The History of the Fire Mark

Following the Great Fire of London on September 2, 1666, Fire Insurance Companies began to provide their policy holders with metal plaques that were to be affixed to insured businesses and homes. They were widely used in the eighteenth and nineteenth century before municipal fire services were formed. These plaques, cast from iron or hammered from lead, became known as fire marks. The first to use a fire mark was the Sun Fire Office, which was established in 1710. 


In both England and America, the fire mark became a symbol of protection, as it gave visual evidence that a structure was insured and identified the insuring company. Some fire brigades offered their services through paid subscriptions and issued their own identifying fire marks. 


Following an alarm, it was not uncommon for the first responding brigade, not seeing its own mark or that of an associate insurance company, to leave a fire, letting it burn until the proper brigade arrived. Some insurers would pay a fire brigade based on how much of the structure was saved. If such a company’s fire mark was displayed and they were known to pay well, the responding fire brigade would work extra hard to douse the flames. If a building did not have a fire mark the owner would indeed be in a difficult bargaining position when a fire brigade answered their alarm.  


British fire marks 

For most of the 18th century, each insurance company maintained its own fire brigade, which extinguished fires in those buildings insured by the company and, in return for a fee to be paid later, in buildings insured by other companies. By 1825, fire marks served more as advertisements than as useful identifying marks; some insurance companies no longer issued fire marks, and those that did sometimes left them up after a policy had expired. Successive combinations of fire brigades led to virtually the entire city of London being put under the protection of the London Fire Establishment, which fought not only the fires of policy holders but those of nonsubscribers, the reason being that fires in uninsured buildings could rapidly spread to insured buildings. 


American Fire Mark 
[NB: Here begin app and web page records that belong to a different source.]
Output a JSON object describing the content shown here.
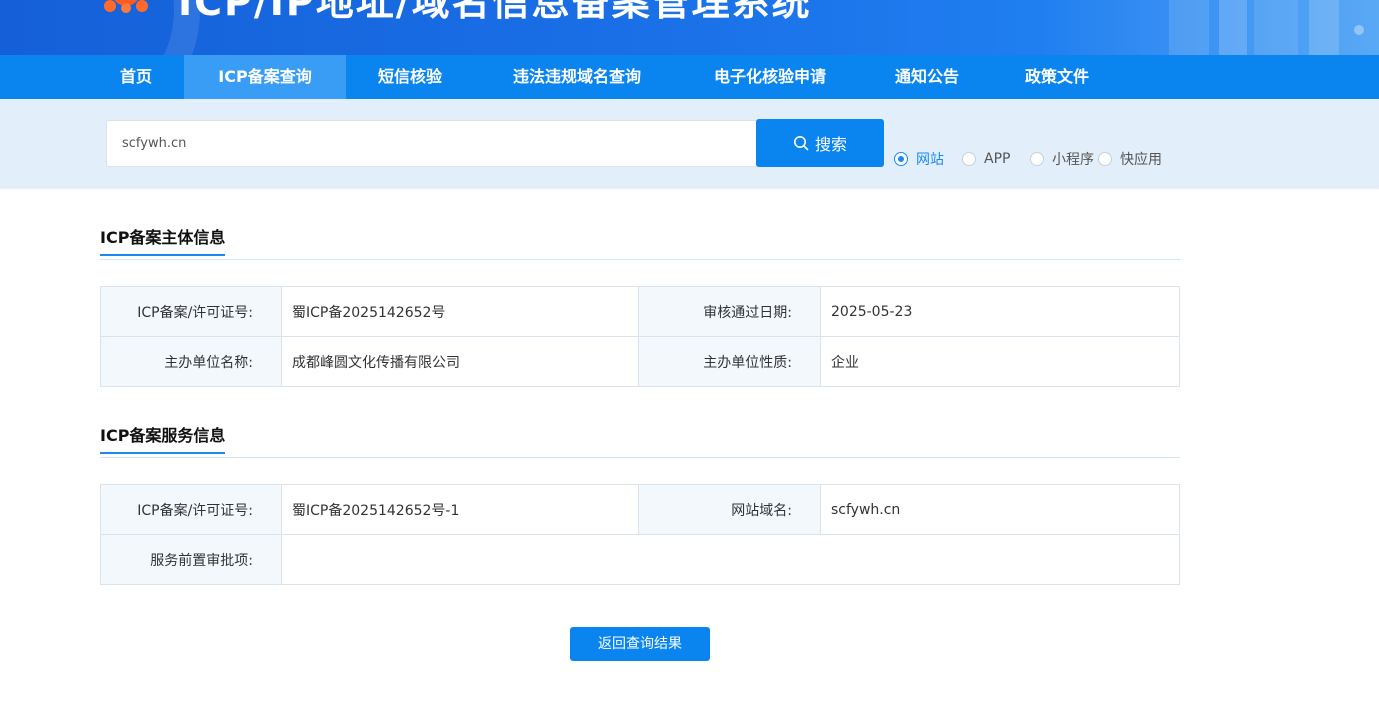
{
  "header": {
    "title": "ICP/IP地址/域名信息备案管理系统"
  },
  "nav": {
    "items": [
      "首页",
      "ICP备案查询",
      "短信核验",
      "违法违规域名查询",
      "电子化核验申请",
      "通知公告",
      "政策文件"
    ],
    "active": "ICP备案查询"
  },
  "search": {
    "value": "scfywh.cn",
    "button_label": "搜索",
    "options": [
      "网站",
      "APP",
      "小程序",
      "快应用"
    ],
    "selected": "网站"
  },
  "subject_info": {
    "title": "ICP备案主体信息",
    "rows": [
      [
        "ICP备案/许可证号:",
        "蜀ICP备2025142652号",
        "审核通过日期:",
        "2025-05-23"
      ],
      [
        "主办单位名称:",
        "成都峰圆文化传播有限公司",
        "主办单位性质:",
        "企业"
      ]
    ]
  },
  "service_info": {
    "title": "ICP备案服务信息",
    "license_label": "ICP备案/许可证号:",
    "license_value": "蜀ICP备2025142652号-1",
    "domain_label": "网站域名:",
    "domain_value": "scfywh.cn",
    "approval_label": "服务前置审批项:",
    "approval_value": ""
  },
  "back_button_label": "返回查询结果",
  "colors": {
    "primary": "#0a85f0",
    "nav_active": "#3a9df5",
    "search_band": "#e2effb"
  }
}
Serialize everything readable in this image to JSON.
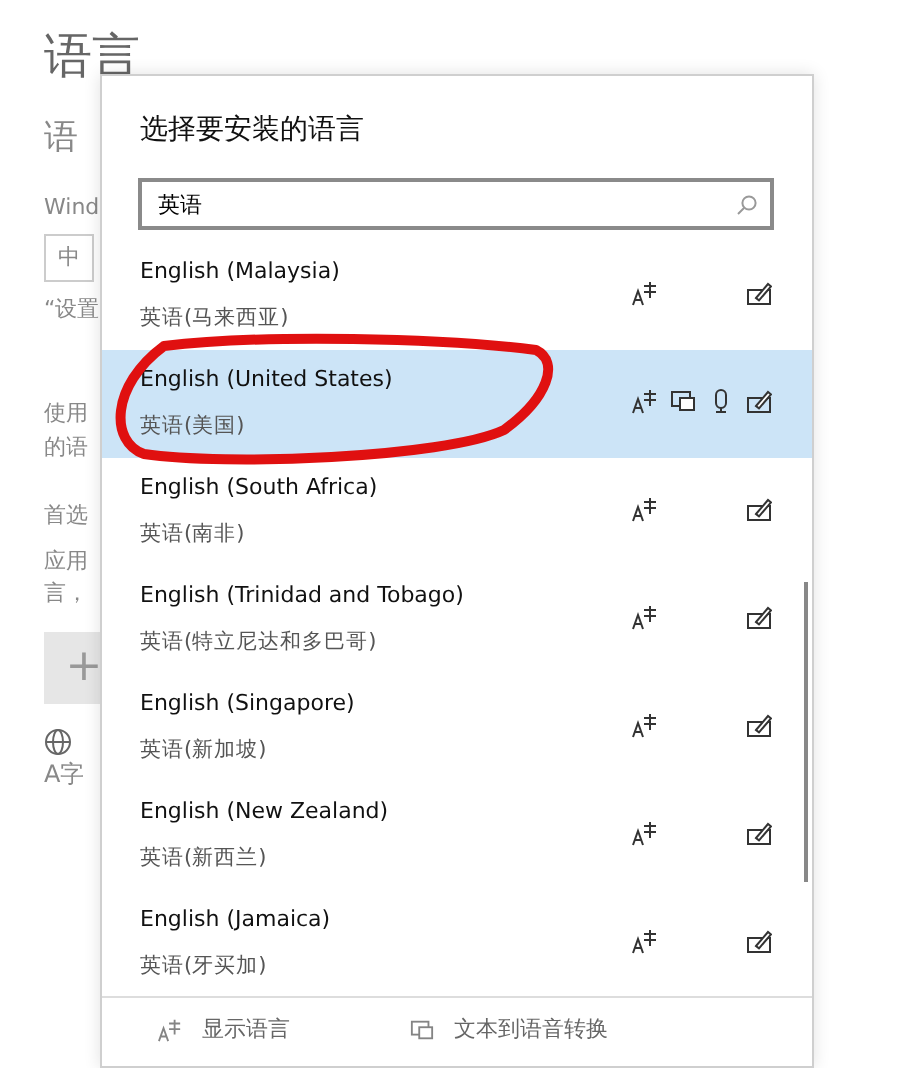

Fire Insurance has over 200 years of history in America. The early fire marks of Benjamin Franklin’s time can still be seen on some Philadelphia buildings as well as in other older American cities. Subscribers paid firefighting companies in advance for fire protection and in exchange would receive a fire mark to attach to their building. The payments for the fire marks supported the firefighting companies. Volunteer Fire Departments were also common in the United States, and some fire insurers contributed money to these departments and awarded bonuses to the first fire engine arriving at the scene of a fire.